8.2.2.3 - Computing Necessary Sample Size

8.2.2.3 - Computing Necessary Sample Size

Calculating the sample size necessary for estimating a population mean with a given margin of error and level of confidence is similar to that for estimating a population proportion. However, since the \(t\) distribution is not as “neat” as the standard normal distribution, the process can be iterative. (Recall, the shape of the \(t\) distribution is different for each degree of freedom). This means that we would solve, reset, solve, reset, etc. until we reached a conclusion. Yet, we can avoid this iterative process if we employ an approximate method based on \(t\) distribution approaching the standard normal distribution as the sample size increases.
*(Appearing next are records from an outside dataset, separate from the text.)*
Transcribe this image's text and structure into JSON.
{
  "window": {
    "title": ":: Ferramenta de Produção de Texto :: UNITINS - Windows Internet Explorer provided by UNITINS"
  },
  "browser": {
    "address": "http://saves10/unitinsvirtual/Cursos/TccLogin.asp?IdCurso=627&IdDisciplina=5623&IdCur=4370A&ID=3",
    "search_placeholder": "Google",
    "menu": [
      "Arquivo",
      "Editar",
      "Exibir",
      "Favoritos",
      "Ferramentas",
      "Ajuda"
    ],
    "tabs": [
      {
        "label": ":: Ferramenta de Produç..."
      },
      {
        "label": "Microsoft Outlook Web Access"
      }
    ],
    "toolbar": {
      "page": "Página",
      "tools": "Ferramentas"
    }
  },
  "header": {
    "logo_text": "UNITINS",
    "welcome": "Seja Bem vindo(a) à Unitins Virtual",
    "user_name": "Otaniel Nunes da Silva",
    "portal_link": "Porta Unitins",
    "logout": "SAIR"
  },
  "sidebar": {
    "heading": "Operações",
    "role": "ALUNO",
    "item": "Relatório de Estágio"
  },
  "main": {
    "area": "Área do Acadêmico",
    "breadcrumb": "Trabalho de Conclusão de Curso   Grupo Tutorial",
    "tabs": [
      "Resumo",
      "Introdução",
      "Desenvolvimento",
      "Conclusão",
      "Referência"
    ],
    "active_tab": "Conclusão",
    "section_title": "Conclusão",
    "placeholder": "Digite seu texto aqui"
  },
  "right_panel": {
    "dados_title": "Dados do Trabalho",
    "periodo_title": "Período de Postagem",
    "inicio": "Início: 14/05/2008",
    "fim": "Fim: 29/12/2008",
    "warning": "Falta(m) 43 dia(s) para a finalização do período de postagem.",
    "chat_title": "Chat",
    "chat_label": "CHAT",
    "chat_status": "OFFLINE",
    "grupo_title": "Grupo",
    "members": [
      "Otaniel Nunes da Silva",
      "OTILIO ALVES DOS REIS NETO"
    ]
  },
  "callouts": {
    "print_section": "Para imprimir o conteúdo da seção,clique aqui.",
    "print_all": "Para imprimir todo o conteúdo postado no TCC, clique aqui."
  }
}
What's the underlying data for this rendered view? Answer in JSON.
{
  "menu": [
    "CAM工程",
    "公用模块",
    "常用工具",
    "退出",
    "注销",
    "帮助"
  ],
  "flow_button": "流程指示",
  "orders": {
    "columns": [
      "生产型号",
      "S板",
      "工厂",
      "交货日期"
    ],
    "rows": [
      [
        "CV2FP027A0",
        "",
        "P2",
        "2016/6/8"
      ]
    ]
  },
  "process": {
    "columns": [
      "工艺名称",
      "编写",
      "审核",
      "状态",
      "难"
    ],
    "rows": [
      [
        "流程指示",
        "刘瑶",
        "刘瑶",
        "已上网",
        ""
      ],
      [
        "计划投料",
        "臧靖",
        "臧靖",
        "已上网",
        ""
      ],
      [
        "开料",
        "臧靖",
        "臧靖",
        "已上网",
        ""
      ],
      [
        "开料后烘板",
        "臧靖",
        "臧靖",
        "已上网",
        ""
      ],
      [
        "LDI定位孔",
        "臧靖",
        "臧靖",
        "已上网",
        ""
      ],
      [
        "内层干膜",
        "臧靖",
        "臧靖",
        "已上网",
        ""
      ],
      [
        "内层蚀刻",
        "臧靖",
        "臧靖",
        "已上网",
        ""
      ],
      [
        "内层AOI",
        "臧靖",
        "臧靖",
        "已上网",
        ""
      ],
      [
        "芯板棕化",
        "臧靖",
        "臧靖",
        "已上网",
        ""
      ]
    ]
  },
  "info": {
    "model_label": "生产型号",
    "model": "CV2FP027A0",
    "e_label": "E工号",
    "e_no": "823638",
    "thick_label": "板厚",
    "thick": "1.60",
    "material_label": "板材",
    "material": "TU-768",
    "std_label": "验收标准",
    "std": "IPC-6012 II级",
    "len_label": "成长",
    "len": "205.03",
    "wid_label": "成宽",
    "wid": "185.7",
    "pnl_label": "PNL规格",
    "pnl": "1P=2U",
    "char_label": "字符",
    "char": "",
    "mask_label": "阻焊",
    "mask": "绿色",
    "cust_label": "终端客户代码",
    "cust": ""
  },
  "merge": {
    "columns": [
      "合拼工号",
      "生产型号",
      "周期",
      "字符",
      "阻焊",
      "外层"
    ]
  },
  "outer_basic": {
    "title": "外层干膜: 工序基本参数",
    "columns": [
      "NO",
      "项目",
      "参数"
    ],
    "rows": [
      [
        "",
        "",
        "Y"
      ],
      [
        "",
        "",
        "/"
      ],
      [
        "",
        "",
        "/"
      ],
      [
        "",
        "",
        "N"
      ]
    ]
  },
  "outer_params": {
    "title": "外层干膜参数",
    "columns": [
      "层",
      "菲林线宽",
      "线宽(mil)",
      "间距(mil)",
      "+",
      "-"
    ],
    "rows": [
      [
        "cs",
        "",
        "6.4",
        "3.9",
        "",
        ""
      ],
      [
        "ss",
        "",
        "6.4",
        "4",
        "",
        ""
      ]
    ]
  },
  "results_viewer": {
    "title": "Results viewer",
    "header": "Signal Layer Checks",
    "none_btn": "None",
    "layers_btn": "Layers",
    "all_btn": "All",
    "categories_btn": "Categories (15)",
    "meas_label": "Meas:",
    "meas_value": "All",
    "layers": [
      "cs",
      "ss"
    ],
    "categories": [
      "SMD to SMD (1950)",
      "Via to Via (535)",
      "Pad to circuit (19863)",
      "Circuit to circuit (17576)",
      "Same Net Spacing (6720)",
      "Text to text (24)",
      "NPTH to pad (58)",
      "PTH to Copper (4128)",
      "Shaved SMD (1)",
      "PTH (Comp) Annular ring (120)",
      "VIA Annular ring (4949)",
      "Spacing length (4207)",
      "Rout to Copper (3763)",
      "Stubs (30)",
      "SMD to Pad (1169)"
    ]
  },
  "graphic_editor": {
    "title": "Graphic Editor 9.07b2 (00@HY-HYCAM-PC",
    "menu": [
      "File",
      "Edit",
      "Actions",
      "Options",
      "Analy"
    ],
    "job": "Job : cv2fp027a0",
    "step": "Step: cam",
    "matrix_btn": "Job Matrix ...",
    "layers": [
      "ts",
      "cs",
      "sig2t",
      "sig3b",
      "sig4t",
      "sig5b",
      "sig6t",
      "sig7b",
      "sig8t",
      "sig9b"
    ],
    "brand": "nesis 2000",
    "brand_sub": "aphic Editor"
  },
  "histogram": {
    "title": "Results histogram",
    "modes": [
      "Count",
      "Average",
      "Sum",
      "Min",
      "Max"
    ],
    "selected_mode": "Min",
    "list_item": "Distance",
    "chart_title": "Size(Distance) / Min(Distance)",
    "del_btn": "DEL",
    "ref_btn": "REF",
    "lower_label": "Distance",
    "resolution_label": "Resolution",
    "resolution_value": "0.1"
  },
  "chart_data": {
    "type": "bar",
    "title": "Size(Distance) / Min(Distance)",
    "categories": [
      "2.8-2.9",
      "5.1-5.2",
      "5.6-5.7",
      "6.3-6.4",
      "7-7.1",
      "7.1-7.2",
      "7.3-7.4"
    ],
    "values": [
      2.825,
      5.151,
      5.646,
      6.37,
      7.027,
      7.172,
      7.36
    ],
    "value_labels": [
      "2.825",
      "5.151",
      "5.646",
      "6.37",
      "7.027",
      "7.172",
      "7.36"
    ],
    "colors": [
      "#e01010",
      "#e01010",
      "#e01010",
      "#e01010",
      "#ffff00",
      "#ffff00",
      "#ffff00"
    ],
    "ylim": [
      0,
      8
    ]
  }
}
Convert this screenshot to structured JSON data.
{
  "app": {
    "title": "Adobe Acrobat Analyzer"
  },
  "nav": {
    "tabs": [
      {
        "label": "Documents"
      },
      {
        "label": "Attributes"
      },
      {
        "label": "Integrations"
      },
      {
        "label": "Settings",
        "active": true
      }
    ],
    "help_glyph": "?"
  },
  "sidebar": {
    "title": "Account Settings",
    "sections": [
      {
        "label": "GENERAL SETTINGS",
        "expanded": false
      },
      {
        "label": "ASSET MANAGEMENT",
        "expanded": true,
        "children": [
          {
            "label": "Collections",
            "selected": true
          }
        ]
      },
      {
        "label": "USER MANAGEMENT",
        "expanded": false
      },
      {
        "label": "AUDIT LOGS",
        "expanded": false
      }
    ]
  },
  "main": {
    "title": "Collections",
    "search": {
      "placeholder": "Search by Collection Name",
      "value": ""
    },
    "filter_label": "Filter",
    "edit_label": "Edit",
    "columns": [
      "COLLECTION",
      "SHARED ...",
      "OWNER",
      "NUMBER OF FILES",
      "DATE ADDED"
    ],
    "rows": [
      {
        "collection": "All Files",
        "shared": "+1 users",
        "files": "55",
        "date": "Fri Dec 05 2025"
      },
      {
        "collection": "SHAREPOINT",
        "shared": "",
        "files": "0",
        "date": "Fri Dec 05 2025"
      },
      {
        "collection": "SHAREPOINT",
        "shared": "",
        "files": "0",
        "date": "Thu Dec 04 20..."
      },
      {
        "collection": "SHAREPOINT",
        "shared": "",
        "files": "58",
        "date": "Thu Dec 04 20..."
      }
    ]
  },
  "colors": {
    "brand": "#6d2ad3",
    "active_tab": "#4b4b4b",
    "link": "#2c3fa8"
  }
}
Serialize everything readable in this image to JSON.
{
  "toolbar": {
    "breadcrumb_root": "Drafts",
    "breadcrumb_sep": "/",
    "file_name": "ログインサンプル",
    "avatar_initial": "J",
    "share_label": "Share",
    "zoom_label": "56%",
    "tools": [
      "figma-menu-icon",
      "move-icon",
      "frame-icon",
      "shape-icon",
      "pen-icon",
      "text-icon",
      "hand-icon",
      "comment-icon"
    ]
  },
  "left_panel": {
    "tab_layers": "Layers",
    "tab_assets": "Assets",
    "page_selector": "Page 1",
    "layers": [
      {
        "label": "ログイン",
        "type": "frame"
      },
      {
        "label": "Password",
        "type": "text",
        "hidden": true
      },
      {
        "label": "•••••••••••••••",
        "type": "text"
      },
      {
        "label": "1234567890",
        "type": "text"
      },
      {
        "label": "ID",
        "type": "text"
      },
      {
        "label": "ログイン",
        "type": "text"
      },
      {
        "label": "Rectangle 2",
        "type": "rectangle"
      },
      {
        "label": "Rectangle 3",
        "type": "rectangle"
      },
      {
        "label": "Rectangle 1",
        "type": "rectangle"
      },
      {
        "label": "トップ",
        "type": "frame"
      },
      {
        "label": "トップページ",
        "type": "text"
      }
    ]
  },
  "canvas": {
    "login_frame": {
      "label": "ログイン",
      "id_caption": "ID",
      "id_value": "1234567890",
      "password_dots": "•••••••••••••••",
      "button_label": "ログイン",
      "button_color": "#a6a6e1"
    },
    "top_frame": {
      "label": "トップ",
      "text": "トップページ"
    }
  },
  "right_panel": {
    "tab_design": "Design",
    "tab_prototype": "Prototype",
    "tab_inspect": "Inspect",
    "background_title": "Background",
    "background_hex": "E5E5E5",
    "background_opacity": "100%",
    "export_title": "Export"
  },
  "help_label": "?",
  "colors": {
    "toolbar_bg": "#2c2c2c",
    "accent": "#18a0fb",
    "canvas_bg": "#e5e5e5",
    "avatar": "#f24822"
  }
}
This approximate method invokes the following formula:

Finding the Sample Size for Estimating a Population Mean
\(n=\frac{z^{2}\widetilde{\sigma}^{2}}{M^{2}}=\left ( \frac{z\widetilde{\sigma}}{M} \right )^2\)

\(z\) = z multiplier for given confidence level
\(\widetilde{\sigma}\) = estimated population standard deviation
\(M\) = margin of error

The sample standard deviation may be estimated on the basis of prior research studies.


8.2.2.3.1 - Example: Estimating IQ

8.2.2.3.1 - Example: Estimating IQ

Example: Estimating IQ

A team of researchers wants to estimate the mean IQ of students enrolled at one prestigious university. Previous research studies have examined samples of students from other similar universities and usually find results around \(\overline{x}=120\) and \(s=10\). In order to construct a 90% confidence interval with a margin of error of \(\pm2\)  IQ points, what sample size should be obtained?

As shown in the probability distribution plot below, the z value associated with a 90% confidence interval is 1.645.

Standard normal distribution showing the z multipliers for a 90% confidence interval

The estimated standard deviation is given to be 10 and the desired margin of error is given to be 2.

\(n=\frac{z^{2}\widetilde{\sigma}^{2}}{M^{2}}=\frac{1.645^{2}(10^{2})}{2^{2}}=67.615\)

We round up to 68. The research team should attempt to obtain a sample of at least 68 individuals.


8.2.2.3.2 - Video Example: Age

8.2.2.3.2 - Video Example: Age

8.2.2.3.3 - Video Example: Cookie Weights

8.2.2.3.3 - Video Example: Cookie Weights

Legend
[1]Link
Has Tooltip/Popover
 Toggleable Visibility